Organisms both alter and evolve in response to the environment over hundreds of millions of years such that organic processes can control geologic processes that influence resource distribution and environmental stability.

Geobiology can address critical planning and management questions of sustainable energy and resources, changing climate, resource scarcity, environmental dispersion of toxins and species diversity.

At the core of this work is understanding why the Earth is distinctive from Mars and Venus. Our planet is habitable not just because we are an optimal distance from the sun but from the complex interplay between biology and geology that balance global cycles and maintain a habitable biosphere.

Geochemical reactions, facilitated and regulated by biology, control the temperature of the Earth through subtle variations of trace gasses in the atmosphere (e.g. CO2 and methane). They also control the concentration of free oxygen that is critical for life on Earth.

At the most fundamental level, geology and biology acting together control how the Earth works, and have grown and changed together through the 4.5 billion years of Earth history. The interactions between biology and geology have caused profound variability in the Earth's biosphere through time. They have impacted life through a series of mass extinctions and environmental triggers of evolutionary change.

It is this geobiological record that provides us with direct evidence of how life responds to and triggers changes in the environment. It is also this record that provides us with the only direct insight into human induced climate changes.

These records can help to alerts us to triggers and thresholds, as well as rates of change and magnitude of effects. It is the geological record that can help answer questions such as "how fast does sea level rise?", "how will marine life change in the coming greenhouse ocean?" or "how will biota change with predicted patterns of continental drying?".

Critically, these archives provide the only records of tipping points in climate systems. That is what occurs with a sudden shift in climate.

The Environment Institute's Sprigg Geobiology Centre specialises in these areas:
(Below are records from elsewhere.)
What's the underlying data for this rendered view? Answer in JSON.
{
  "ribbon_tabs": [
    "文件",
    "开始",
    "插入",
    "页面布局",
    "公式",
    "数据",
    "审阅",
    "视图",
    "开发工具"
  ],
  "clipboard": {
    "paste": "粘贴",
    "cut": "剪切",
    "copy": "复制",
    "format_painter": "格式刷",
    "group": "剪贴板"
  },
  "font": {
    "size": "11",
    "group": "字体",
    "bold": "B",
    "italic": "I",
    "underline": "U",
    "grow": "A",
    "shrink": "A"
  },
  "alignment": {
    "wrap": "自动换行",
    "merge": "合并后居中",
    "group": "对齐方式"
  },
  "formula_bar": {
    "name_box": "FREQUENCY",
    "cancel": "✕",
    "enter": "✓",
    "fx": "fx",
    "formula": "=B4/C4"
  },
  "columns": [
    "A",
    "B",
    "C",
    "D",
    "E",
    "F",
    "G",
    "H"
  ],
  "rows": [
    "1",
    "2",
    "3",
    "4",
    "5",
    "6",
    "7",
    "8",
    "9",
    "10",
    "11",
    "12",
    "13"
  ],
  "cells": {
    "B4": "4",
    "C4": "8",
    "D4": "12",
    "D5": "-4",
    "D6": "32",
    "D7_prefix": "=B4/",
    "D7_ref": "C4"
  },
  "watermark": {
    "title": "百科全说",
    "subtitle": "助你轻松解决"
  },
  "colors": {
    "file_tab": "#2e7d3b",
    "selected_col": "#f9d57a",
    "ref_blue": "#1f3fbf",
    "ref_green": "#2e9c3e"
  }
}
Environment Institute
The University of Adelaide

Level 1, 112 Darling Building North Terrace

Adelaide SA 5000 AUSTRALIA


T: +61 8 8313 0543